Welspun, Vedanta-Sterlite, Navin Jindal's Jindal Steel & Power and ArcelorMittal were reportedly all in the fray. Ispat has a three million tonne steel making unit at Dolvi and cold rolling operations in Nagpur. Apart from ArcelorMittal, Vedanta and Posco too are trying to set up multiple steel plants provided they get some iron ore allocations. Vedanta has already acquired Sesa Goa, an iron ore mining company. These foreign majors have signed multiple MoUs - betting on different states and the ability of the state governments to arrange everything - mining licence, forest clearance, land acquisition, environmental clearance, etc. What are these companies fighting for?

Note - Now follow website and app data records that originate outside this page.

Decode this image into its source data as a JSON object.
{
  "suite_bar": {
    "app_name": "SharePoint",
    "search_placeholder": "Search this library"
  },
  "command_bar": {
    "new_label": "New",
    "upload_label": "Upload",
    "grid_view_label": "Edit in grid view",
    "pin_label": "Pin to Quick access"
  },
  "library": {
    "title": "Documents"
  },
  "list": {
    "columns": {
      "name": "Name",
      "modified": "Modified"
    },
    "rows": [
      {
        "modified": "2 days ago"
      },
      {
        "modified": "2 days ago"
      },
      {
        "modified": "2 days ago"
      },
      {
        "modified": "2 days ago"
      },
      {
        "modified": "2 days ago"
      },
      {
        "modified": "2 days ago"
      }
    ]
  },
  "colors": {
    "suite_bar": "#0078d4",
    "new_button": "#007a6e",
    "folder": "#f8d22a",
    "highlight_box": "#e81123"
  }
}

India's current proven iron ore reserves are around 8.5 billion tonnes. If we add all the probable and possible (proven, probable, and possible are technical terms in mining parlance indicating the degree of surety of the quantity of reserves underground) reserves of iron ore, it can add up to 17 billion tonnes. Of this, around 80 per cent can be mined. The ore is shared among Orissa, Jharkhand, Goa, Chhattisgarh, Karnataka, Maharashtra, Rajasthan, Kerala, Andhra Pradesh, Tamil Nadu and Assam. Around twoand-a-half to three tonnes of ore is needed to produce a tonne of steel - so, potentially we are looking at five billion tonnes of steel in India. And more iron ore can be located every year- an argument often used by iron ore miners to allow ore exports from India. When a company gets the right to mine this ore, it can squeeze the full advantage of making steel in India. The cost of mining a tonne of ore is often Rs 300-400 while prices of iron ore have been around Rs 2,700-Rs 6,750. So, given the shift in steel making dynamics, having cheap ore at hand is like gold in your pocket.

-Suman Layak